There are four kinds of identity which are as follows:
1- Master identity
2- Interactional identity
3- Personal identity
4- Relational identity
Master identity is relatively stable and unchanging such as; gender, ethnicity, age, national and regional origins.
The meanings of master identity change across time and space.
Interactional identity refers to roles that people take on in a communicative content with specific other people.
Personal identity is the rational way in which people talk and behave with each other.
Relational identity refers to the kind of relationship that a person enacts. It may be with a particular conversational partner or in a specific situation; it negotiates from moment to moment and is highly variable
Various studies show that a person’s national identity results directly from the presence of elements in people’s daily lives such as:
· National symbols
· Language
· The nation’s history
· Culture, music etc.
In what ways does language affect an individual's identity?
When does language become a defining character of our identity?

Language and National identity
Thought processes and perceptions of reality differ from one culture to another. How people think and speak is ultimately determined largely by their culture. We call this Linguistic Relativity
· National –language may for instance represent the national identity of a nation
· There is often a particularly strong link between language and a sense of belonging to a national group, a sense of national identity. In ‘simple’ cases, there is one ‘national language’ which is spoken by everyone with the same national identity. Most cases are however complex, and involve more than one language (e.g. Switzerland), and some languages are linked to more than one national identity (e.g. German).
· ‘National’ language(s) are taught in schools as subjects and are also used in schools to teach other subjects.
Cultural identity is the identity or feeling of belonging to a particular religion, social class, locality or any kind of social group that has its own culture. Culture includes; language, dress, laws, customs, rituals, norms and rules and regulations.
The relationship between language and identity will always involve a complex mix of individual , social and political factors which work to construct people as belonging to a social group, or to exclude them from it.
CONCLUSION
METHOD USED
I made a "Cultural Identity Questionnaire" and give it to my friends and family.
There are 15 persons from different range of ages, different communities and with different occupations.
Some of them have lived in Galicia all their lifes, some of them only a period and others never.
Moreover, the ones who had lived in Galicia have received formal education of the language.
https://docs.google.com/forms/d/18d3HrsxAxyOToNLIa8OZMeO3XlYbw46TCEBypivuDAQ/viewform
Background information
PART A.
yes
no
yes
no
no
yes
PART B. Only for Galician people
My opinion:
I asked them which are the prototypicals word for define a "galician", these are some examples:
Sailors, northerns, hospitality and humble.
Friendly, kind, funny
Se chove qe chova (if rains , that rains)
Polite and friendly.
Clever, shy and funny
Everyone has a dialect and speaks with an accent. Accent and dialect are about our identity, history, geography and culture; they are part of us. You should never feel that you need to change or lose them but you probably need to adapt them, depending upon the people you talk to and the circumstances you talk in. You might change how you speak to make yourself understood or to create a particular impression.

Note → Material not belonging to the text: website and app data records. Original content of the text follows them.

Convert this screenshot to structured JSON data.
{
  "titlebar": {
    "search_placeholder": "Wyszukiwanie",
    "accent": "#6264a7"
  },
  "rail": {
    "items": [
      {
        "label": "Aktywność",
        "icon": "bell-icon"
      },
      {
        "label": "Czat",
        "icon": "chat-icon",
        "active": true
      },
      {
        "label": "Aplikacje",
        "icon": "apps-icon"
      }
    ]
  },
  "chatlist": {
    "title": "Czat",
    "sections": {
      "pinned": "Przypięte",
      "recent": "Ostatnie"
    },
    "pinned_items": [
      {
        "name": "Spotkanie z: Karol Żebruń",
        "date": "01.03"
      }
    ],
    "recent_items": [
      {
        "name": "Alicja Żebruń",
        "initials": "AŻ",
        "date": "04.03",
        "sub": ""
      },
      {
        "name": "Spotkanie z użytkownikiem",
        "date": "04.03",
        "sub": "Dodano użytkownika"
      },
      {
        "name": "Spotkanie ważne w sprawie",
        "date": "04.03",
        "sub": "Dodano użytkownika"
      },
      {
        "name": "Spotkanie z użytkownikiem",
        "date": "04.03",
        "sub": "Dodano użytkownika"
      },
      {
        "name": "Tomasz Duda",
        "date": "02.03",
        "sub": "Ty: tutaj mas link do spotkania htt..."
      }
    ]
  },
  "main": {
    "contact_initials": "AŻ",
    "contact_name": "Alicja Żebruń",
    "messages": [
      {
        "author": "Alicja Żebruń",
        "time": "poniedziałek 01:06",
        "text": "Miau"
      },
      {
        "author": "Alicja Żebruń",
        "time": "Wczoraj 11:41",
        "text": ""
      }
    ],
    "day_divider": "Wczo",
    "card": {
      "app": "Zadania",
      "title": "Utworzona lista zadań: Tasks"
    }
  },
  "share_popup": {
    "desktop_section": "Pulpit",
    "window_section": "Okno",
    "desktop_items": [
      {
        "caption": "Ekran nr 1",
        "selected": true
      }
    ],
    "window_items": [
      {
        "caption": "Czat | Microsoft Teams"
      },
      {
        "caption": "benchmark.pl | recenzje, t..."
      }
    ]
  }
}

People can make judgements based on accent and dialect in the same way they make judgements about appearance. This is not justifiable, but it is a persistent fact of life.

People learn a language and accent or dialect of their home community. Each of the speakers in these podcasts expresses a different view about their spoken language, and some feel more positive about how they speak than others.
conclusions:
Language has an impact on multiple levels: social, national and linguistic
Embodies the culture and traditions of its speakers
Has power to create and break down communities
Personal dilemmas over sense of belonging for individuals
Full transcript